Dataset entries START
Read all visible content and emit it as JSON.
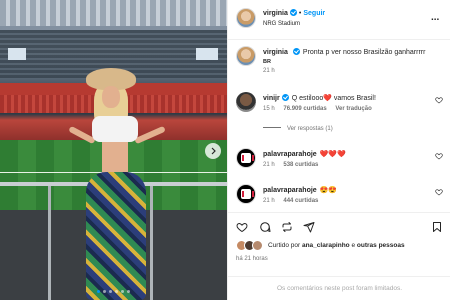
{
  "post": {
    "author": "virginia",
    "follow_label": "Seguir",
    "separator": "•",
    "location": "NRG Stadium",
    "more_label": "...",
    "caption_text": "Pronta p ver nosso Brasilzão ganharrrrr",
    "caption_sub": "BR",
    "caption_time": "21 h",
    "carousel": {
      "total": 6,
      "active": 1
    }
  },
  "comments": [
    {
      "user": "vinijr",
      "verified": true,
      "text": "Q estilooo❤️ vamos Brasil!",
      "time": "15 h",
      "likes": "76.909 curtidas",
      "translate": "Ver tradução",
      "replies": "Ver respostas (1)"
    },
    {
      "user": "palavraparahoje",
      "verified": false,
      "text": "❤️❤️❤️",
      "time": "21 h",
      "likes": "538 curtidas"
    },
    {
      "user": "palavraparahoje",
      "verified": false,
      "text": "😍😍",
      "time": "21 h",
      "likes": "444 curtidas"
    }
  ],
  "likes": {
    "prefix": "Curtido por",
    "user": "ana_clarapinho",
    "suffix": "e",
    "others": "outras pessoas"
  },
  "time_ago": "há 21 horas",
  "footer": "Os comentários neste post foram limitados.",
  "colors": {
    "accent": "#0095f6",
    "heart": "#ed4956",
    "muted": "#737373"
  },
  "icons": {
    "like": "heart-icon",
    "comment": "comment-icon",
    "share": "share-icon",
    "repost": "repost-icon",
    "save": "bookmark-icon",
    "next": "chevron-right-icon"
  }
}
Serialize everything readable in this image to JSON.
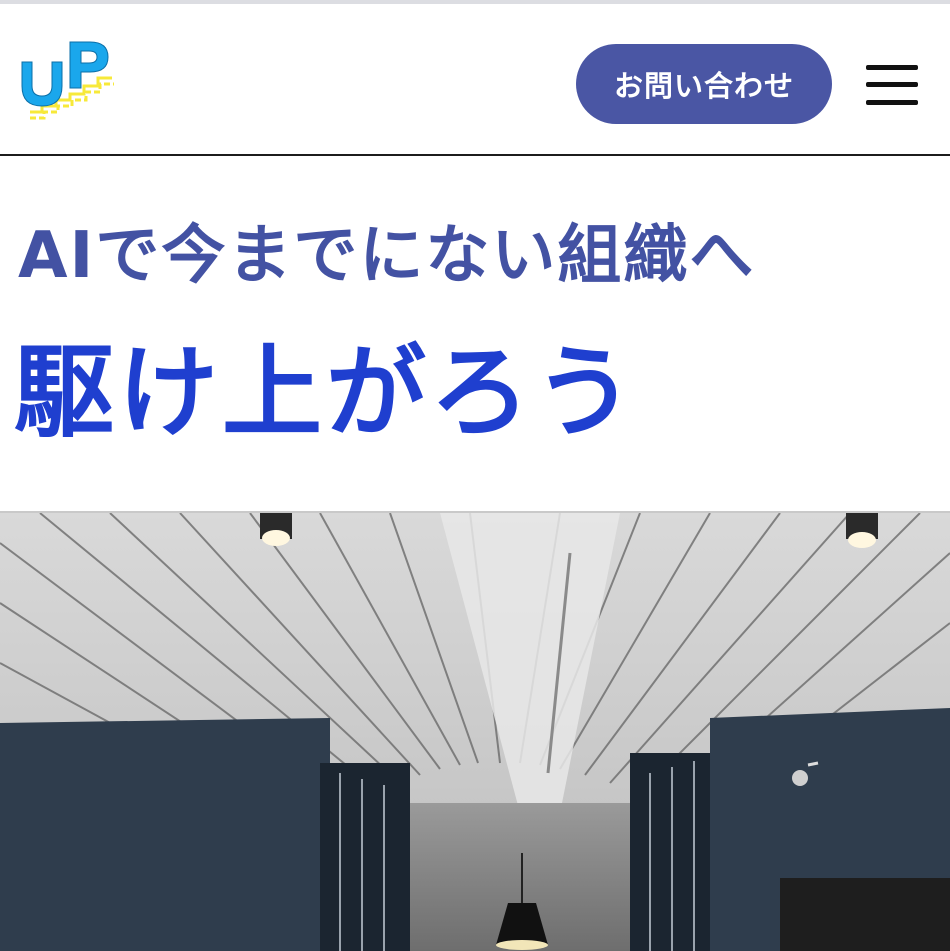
{
  "header": {
    "logo_text": "UP",
    "contact_label": "お問い合わせ",
    "menu_icon": "hamburger-menu-icon"
  },
  "hero": {
    "tagline": "AIで今までにない組織へ",
    "headline": "駆け上がろう"
  },
  "photo": {
    "subject": "office-corridor-ceiling"
  },
  "colors": {
    "button_bg": "#4a56a4",
    "tagline": "#4352a3",
    "headline": "#1f3fcf",
    "logo_blue": "#1aa7ec",
    "logo_yellow": "#f7e93a"
  }
}
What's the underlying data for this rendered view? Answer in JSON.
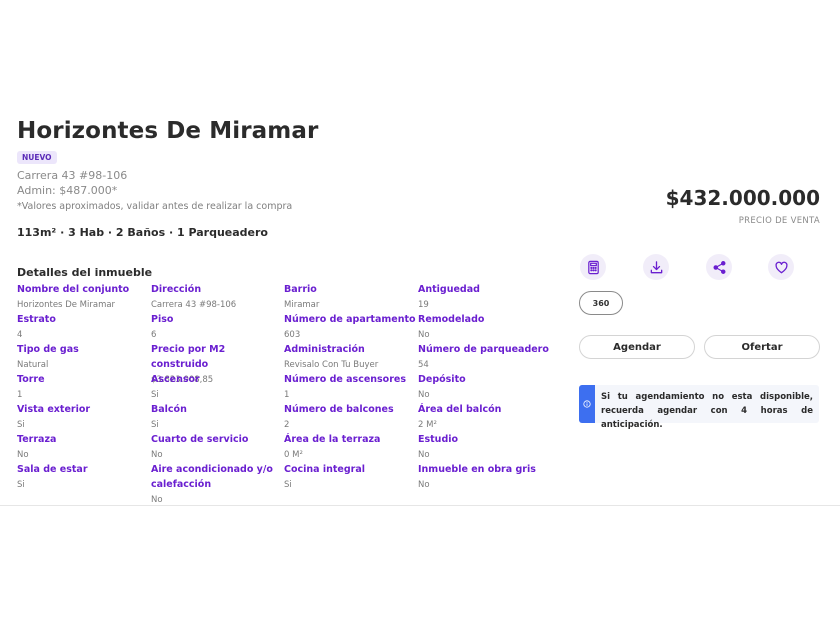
{
  "listing": {
    "title": "Horizontes De Miramar",
    "badge": "NUEVO",
    "address": "Carrera 43 #98-106",
    "admin": "Admin: $487.000*",
    "note": "*Valores aproximados, validar antes de realizar la compra",
    "summary": "113m² · 3 Hab · 2 Baños · 1 Parqueadero",
    "price": "$432.000.000",
    "price_label": "PRECIO DE VENTA"
  },
  "details": {
    "title": "Detalles del inmueble",
    "items": [
      {
        "label": "Nombre del conjunto",
        "value": "Horizontes De Miramar"
      },
      {
        "label": "Dirección",
        "value": "Carrera 43 #98-106"
      },
      {
        "label": "Barrio",
        "value": "Miramar"
      },
      {
        "label": "Antiguedad",
        "value": "19"
      },
      {
        "label": "Estrato",
        "value": "4"
      },
      {
        "label": "Piso",
        "value": "6"
      },
      {
        "label": "Número de apartamento",
        "value": "603"
      },
      {
        "label": "Remodelado",
        "value": "No"
      },
      {
        "label": "Tipo de gas",
        "value": "Natural"
      },
      {
        "label": "Precio por M2 construido",
        "value": "$3.823.008,85"
      },
      {
        "label": "Administración",
        "value": "Revisalo Con Tu Buyer"
      },
      {
        "label": "Número de parqueadero",
        "value": "54"
      },
      {
        "label": "Torre",
        "value": "1"
      },
      {
        "label": "Ascensor",
        "value": "Si"
      },
      {
        "label": "Número de ascensores",
        "value": "1"
      },
      {
        "label": "Depósito",
        "value": "No"
      },
      {
        "label": "Vista exterior",
        "value": "Si"
      },
      {
        "label": "Balcón",
        "value": "Si"
      },
      {
        "label": "Número de balcones",
        "value": "2"
      },
      {
        "label": "Área del balcón",
        "value": "2 M²"
      },
      {
        "label": "Terraza",
        "value": "No"
      },
      {
        "label": "Cuarto de servicio",
        "value": "No"
      },
      {
        "label": "Área de la terraza",
        "value": "0 M²"
      },
      {
        "label": "Estudio",
        "value": "No"
      },
      {
        "label": "Sala de estar",
        "value": "Si"
      },
      {
        "label": "Aire acondicionado y/o calefacción",
        "value": "No"
      },
      {
        "label": "Cocina integral",
        "value": "Si"
      },
      {
        "label": "Inmueble en obra gris",
        "value": "No"
      }
    ]
  },
  "actions": {
    "icons": [
      "calculator-icon",
      "download-icon",
      "share-icon",
      "heart-icon"
    ],
    "tour_label": "360",
    "schedule_label": "Agendar",
    "offer_label": "Ofertar"
  },
  "alert": {
    "text": "Si tu agendamiento no esta disponible, recuerda agendar con 4 horas de anticipación."
  },
  "colors": {
    "accent": "#6a1fd0",
    "icon_bg": "#f1edf9",
    "alert_bar": "#3d6ff0"
  }
}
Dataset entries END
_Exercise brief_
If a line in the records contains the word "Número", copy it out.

_Your response_
        "label": "Número de apartamento",
        "label": "Número de parqueadero",
        "label": "Número de ascensores",
        "label": "Número de balcones",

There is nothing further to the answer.